HST students manned booths about bones, joints, lungs, hearts and the medical devices used to examine them. At a hand washing booth, children rubbed a gel that glows under black light on their hands, raced to the bathroom to try to scrub it off, then came back to see how they’d done. “It was very eye-opening for both kids and parents,” says Elisa Walsh, a second year HST medical student who is interested in pursuing pediatrics as a specialty.

Each year, HST’s student government, the Joint Council, elects public service chairs who organize a series of community service activities.

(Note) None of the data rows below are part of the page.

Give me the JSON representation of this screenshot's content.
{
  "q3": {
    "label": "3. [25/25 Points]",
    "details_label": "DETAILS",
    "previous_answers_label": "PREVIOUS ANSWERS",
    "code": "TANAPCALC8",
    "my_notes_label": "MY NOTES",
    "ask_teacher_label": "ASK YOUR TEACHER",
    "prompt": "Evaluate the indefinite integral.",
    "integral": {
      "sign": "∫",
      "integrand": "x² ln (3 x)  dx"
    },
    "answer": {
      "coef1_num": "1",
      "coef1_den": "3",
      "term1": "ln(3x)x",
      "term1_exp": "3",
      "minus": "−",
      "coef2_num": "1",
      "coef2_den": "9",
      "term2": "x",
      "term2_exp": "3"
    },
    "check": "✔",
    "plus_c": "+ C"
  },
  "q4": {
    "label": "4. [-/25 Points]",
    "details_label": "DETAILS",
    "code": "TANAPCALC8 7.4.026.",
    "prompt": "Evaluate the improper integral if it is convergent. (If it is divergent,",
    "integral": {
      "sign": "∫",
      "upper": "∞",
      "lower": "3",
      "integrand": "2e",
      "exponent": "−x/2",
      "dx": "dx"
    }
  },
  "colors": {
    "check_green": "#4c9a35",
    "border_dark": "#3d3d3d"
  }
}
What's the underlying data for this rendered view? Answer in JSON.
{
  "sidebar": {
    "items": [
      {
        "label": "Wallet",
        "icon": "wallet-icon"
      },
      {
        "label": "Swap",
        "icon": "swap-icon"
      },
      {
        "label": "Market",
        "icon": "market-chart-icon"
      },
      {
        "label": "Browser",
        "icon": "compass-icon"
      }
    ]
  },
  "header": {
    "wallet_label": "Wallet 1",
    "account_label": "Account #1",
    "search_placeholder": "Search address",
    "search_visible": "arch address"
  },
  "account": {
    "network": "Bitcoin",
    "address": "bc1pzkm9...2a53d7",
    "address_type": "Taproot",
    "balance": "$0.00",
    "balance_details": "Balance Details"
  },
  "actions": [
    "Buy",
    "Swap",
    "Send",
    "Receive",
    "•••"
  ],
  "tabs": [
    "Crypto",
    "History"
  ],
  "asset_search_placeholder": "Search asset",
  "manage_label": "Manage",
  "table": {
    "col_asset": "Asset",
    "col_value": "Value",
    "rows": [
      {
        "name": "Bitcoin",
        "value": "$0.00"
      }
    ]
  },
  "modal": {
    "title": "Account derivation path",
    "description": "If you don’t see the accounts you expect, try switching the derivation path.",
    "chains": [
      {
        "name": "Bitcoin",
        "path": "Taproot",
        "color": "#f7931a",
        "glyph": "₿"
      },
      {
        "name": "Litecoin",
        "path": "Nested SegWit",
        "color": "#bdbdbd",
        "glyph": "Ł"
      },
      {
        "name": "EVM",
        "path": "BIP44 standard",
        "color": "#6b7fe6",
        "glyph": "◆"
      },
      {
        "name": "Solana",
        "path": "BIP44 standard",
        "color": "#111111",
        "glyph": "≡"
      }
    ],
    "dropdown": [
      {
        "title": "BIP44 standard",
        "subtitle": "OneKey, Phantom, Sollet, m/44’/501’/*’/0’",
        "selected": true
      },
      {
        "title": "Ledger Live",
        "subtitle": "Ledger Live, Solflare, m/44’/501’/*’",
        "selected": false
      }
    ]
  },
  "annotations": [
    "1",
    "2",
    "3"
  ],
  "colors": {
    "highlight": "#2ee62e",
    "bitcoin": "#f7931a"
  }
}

In addition to PhUn Day, HST recently participated “Big for a Day,” an event held in conjunction with the HST Women’s Group and Big Sisters of Boston.

“HST students are widely recognized for their efforts to improve the human condition through biomedical research,” says Julie Greenberg, Institute for Medical Engineering and Science (IMES) director of education and senior lecturer. “Less obvious, but equally significant, is their commitment to making a local impact through educational and community service activities like PhUn Day.”

PhUn Day began with volunteer training, which included “loosening exercises” inspired by improvisational comedy. “It helped us learn to open up and work with children,” says third year HST PhD student Nikhil Vadhavkar.

Several booths had hands on activities. “In one, we made snot out of jello and corn syrup and talked about its importance in catching bacteria,” says third year HST PhD student and public service co-chair Jenny Chen. “It’s nice to pass down medical knowledge since that’s what we’re studying.”

Second year HST student and public service co-chair Britni Crocker manned a booth that let kids take a turn being the doctor. “I got to learn to take someone’s blood pressure, which I didn’t know how to do since I’m an engineer,” says Crocker. “Then I got to teach kids to do it. It gave them a chance to play around with medical equipment in an atmosphere that wasn’t as scary as a doctor’s office.”

At a booth about the digestive system, Vadhavkar asked kids if they knew what his prop — a pile of carrots — would become after being eaten. “They all looked up at their parents because they didn’t want to say it,” he says. “But it got them hooked. Kids think poop is hilarious.”

Once he had the kids engaged, Vadhavkar asked them if they thought it would be possible to put a tube as long as the room inside their bodies. “You see them figuring out that they’d need to coil it, just like it’s coiled inside the plastic model,” he says. “Explaining something in the vocabulary of a small child requires a different level of understanding. It was a good challenge. ”